Exercise directions → In the material below, find every line containing the string "google" and return it.

Records for the task →
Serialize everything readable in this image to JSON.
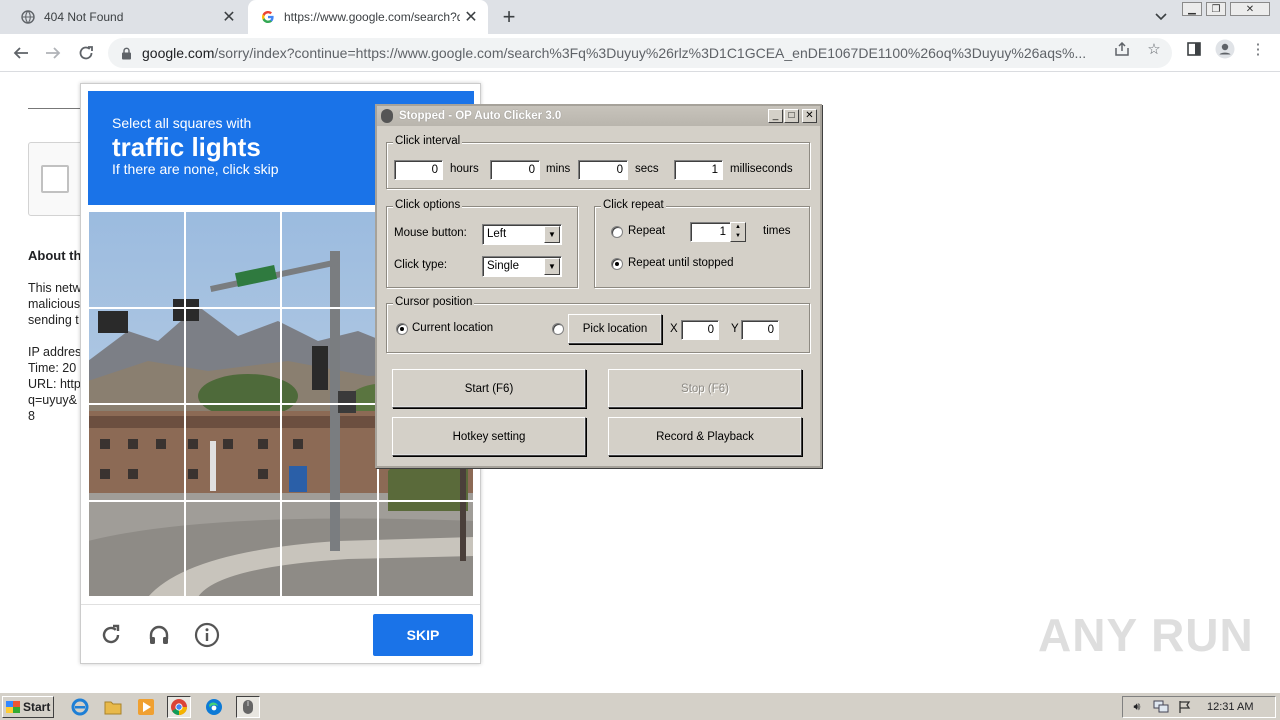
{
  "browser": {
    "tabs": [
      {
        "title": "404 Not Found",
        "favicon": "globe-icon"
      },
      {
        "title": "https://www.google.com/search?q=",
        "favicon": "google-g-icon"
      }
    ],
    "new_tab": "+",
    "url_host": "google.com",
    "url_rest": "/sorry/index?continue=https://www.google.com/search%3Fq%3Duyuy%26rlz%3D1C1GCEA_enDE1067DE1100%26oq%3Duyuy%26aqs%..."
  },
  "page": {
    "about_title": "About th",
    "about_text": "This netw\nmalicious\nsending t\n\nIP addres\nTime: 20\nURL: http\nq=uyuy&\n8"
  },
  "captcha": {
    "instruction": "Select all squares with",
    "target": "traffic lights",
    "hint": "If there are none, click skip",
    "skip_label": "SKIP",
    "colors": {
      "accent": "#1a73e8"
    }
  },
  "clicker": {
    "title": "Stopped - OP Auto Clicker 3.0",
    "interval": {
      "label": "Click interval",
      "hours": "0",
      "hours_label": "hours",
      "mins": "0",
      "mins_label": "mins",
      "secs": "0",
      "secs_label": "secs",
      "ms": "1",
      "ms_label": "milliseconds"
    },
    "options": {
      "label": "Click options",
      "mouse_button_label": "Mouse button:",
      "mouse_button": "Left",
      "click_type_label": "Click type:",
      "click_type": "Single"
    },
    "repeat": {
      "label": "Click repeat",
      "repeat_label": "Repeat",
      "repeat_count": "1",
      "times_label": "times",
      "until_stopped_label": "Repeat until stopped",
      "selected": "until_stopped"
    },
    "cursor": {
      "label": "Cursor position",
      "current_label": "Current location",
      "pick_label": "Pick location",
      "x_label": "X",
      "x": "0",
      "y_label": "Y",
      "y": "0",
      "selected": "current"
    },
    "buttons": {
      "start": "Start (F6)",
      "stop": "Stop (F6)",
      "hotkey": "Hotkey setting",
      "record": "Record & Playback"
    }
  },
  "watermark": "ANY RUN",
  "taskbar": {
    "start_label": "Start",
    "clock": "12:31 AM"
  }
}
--
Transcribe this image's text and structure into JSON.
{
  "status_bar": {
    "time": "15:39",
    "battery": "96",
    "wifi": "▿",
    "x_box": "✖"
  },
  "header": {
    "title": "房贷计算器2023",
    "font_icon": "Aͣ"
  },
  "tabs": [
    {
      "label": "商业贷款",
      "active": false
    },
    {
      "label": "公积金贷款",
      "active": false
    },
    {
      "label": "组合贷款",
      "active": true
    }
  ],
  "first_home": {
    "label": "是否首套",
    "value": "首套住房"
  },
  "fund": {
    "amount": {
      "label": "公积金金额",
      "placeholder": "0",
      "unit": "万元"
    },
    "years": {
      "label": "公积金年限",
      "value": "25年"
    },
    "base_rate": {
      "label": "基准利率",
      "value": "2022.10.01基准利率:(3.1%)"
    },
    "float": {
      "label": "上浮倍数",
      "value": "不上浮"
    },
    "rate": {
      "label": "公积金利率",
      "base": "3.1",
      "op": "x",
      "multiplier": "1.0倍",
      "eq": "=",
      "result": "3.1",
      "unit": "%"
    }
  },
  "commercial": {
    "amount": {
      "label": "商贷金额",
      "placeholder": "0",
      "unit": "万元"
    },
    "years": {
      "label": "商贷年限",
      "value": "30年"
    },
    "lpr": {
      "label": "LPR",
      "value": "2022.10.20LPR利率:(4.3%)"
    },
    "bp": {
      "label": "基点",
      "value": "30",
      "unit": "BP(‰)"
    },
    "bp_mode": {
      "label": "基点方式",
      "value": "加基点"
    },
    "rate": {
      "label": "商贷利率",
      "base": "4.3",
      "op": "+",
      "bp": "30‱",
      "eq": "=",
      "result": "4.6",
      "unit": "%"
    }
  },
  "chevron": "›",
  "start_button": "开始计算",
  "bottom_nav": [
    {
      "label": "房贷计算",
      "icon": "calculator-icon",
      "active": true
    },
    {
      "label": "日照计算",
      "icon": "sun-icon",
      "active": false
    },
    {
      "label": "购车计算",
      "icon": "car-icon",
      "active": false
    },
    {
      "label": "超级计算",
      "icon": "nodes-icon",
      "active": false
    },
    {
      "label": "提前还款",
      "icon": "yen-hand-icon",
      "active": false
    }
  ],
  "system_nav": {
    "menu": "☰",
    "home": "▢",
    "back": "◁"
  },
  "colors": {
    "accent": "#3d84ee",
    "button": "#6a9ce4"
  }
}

Exercise output →
        "title": "https://www.google.com/search?q=",
        "favicon": "google-g-icon"
    "url_host": "google.com",
    "url_rest": "/sorry/index?continue=https://www.google.com/search%3Fq%3Duyuy%26rlz%3D1C1GCEA_enDE1067DE1100%26oq%3Duyuy%26aqs%..."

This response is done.